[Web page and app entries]
________________________

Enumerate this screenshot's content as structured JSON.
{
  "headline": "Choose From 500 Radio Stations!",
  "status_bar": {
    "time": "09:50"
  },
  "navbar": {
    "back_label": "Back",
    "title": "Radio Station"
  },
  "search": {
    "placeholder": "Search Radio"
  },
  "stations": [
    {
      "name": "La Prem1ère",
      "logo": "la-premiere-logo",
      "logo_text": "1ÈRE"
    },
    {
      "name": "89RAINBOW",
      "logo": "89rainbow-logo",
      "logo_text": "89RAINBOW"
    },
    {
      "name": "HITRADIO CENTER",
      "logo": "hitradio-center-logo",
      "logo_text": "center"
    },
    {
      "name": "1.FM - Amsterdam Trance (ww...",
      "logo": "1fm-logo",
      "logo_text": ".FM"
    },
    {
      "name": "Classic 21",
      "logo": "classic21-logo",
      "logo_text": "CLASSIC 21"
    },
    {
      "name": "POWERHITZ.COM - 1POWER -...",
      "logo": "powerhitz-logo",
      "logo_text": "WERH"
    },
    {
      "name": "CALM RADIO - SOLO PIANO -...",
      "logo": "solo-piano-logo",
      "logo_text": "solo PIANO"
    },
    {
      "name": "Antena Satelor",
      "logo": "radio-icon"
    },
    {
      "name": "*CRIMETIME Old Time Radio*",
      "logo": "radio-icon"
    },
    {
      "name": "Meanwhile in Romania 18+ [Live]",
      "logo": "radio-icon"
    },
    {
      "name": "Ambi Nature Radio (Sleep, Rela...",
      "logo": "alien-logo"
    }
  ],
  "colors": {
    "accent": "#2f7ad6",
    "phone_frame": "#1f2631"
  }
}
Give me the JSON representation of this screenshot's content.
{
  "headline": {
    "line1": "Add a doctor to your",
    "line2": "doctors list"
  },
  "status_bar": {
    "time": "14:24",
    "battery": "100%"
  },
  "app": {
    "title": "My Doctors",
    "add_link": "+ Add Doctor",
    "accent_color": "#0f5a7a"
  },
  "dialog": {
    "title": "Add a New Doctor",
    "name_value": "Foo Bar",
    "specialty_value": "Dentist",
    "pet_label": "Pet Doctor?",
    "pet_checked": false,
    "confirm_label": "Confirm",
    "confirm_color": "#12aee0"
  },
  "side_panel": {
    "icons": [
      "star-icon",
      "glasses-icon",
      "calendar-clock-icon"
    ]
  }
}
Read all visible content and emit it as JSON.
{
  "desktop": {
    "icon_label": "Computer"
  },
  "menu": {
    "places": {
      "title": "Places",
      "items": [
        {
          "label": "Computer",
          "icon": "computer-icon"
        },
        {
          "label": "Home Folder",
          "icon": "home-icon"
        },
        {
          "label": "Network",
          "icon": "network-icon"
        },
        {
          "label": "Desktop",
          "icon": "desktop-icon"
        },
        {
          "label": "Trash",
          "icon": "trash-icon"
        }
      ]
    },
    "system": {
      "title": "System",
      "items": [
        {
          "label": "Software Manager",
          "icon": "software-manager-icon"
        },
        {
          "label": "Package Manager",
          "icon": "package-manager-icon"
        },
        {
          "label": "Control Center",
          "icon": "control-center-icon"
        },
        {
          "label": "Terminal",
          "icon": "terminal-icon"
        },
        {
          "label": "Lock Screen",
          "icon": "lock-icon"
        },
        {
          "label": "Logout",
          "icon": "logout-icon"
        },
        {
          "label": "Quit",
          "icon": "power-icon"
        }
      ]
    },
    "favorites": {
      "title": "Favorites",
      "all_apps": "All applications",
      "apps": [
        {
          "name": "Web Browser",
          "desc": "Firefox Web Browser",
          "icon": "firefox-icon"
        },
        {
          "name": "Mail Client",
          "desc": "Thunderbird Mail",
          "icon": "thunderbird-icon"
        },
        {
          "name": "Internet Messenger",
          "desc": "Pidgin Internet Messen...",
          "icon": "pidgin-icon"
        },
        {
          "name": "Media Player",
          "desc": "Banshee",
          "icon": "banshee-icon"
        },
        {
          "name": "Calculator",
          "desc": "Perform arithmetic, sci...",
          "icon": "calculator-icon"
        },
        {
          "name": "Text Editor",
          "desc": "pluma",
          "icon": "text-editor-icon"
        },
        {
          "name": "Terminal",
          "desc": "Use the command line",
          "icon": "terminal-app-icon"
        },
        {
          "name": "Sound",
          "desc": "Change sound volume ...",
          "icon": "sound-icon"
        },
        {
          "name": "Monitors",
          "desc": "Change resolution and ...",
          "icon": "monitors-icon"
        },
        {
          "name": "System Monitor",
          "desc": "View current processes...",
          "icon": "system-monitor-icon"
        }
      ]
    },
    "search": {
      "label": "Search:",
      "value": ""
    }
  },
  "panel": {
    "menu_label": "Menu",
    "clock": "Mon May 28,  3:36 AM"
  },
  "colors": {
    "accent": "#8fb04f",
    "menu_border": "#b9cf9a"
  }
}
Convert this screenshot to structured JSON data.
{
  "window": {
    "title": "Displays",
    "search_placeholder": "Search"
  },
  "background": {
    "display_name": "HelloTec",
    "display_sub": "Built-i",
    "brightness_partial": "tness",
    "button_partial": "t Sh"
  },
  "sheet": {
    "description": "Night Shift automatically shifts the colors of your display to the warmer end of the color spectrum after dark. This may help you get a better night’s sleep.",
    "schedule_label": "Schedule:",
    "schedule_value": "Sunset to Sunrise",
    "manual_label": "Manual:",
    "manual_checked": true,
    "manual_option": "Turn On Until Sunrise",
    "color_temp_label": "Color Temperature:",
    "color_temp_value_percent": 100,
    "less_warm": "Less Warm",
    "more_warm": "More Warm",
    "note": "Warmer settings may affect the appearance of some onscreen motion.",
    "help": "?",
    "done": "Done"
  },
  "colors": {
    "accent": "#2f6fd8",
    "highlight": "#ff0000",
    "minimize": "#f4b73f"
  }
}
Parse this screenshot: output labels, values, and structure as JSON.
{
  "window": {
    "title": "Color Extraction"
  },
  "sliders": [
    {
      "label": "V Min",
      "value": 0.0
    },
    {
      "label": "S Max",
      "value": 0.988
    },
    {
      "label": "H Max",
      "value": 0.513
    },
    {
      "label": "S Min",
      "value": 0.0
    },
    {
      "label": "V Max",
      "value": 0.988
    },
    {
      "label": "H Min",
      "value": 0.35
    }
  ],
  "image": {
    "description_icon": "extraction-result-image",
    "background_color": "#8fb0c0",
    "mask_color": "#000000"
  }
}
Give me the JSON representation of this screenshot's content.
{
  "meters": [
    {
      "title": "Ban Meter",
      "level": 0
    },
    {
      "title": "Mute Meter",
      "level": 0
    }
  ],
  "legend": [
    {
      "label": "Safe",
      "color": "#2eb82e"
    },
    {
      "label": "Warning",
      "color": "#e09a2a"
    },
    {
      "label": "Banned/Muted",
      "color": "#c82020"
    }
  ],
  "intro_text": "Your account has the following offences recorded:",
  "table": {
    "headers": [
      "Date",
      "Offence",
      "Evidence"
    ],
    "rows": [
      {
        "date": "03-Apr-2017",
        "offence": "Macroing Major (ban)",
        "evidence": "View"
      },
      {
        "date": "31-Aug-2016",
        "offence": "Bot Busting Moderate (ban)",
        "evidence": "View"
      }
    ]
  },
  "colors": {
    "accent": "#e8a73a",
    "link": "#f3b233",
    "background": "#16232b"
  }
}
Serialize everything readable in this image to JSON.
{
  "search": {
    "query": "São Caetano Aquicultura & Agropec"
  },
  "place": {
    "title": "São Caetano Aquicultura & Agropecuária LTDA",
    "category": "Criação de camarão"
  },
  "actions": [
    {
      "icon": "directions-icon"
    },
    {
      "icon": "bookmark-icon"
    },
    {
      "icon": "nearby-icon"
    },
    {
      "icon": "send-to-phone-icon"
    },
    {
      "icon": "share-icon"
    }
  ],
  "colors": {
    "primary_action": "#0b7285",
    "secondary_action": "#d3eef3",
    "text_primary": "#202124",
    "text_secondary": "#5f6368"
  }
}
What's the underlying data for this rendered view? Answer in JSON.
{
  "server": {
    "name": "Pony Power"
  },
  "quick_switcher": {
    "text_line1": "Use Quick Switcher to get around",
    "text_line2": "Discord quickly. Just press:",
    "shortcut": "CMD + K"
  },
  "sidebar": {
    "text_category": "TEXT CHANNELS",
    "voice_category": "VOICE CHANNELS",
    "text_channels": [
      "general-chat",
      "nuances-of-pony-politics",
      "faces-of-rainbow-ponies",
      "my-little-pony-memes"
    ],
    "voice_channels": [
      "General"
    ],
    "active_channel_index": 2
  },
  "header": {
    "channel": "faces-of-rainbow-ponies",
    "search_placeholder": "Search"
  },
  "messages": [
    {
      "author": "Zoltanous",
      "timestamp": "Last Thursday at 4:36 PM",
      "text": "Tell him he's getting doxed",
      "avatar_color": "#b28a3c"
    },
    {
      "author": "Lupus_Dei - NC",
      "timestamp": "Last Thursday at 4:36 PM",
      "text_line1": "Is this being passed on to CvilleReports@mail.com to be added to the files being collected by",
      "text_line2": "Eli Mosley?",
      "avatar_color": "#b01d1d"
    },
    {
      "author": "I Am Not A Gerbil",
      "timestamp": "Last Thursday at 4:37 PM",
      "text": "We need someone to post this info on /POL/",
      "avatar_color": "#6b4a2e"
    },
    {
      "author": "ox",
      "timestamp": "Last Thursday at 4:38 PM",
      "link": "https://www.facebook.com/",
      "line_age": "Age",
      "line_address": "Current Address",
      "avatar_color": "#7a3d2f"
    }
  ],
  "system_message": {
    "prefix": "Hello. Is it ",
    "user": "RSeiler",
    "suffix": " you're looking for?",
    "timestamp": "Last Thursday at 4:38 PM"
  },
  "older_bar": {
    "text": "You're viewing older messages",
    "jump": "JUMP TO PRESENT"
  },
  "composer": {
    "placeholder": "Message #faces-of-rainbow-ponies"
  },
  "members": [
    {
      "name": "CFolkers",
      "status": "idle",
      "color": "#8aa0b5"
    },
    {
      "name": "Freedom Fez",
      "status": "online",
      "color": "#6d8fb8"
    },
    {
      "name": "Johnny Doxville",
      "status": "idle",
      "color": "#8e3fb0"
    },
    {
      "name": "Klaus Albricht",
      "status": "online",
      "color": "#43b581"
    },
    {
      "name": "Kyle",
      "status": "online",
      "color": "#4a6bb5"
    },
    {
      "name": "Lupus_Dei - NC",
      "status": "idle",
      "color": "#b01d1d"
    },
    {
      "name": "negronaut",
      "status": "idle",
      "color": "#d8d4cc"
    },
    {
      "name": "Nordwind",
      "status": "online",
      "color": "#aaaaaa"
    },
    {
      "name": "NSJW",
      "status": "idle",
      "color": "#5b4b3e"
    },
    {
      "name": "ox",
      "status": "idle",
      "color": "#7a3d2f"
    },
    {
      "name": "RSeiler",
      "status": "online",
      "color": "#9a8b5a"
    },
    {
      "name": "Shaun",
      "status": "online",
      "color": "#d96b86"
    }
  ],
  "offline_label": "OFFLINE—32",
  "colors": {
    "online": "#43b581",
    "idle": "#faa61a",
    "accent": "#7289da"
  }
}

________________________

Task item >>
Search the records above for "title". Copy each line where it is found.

Result >>
    "title": "Radio Station"
    "title": "My Doctors",
    "title": "Add a New Doctor",
      "title": "Places",
      "title": "System",
      "title": "Favorites",
    "title": "Displays",
    "title": "Color Extraction"
      "title": "Ban Meter",
      "title": "Mute Meter",
    "title": "São Caetano Aquicultura & Agropecuária LTDA",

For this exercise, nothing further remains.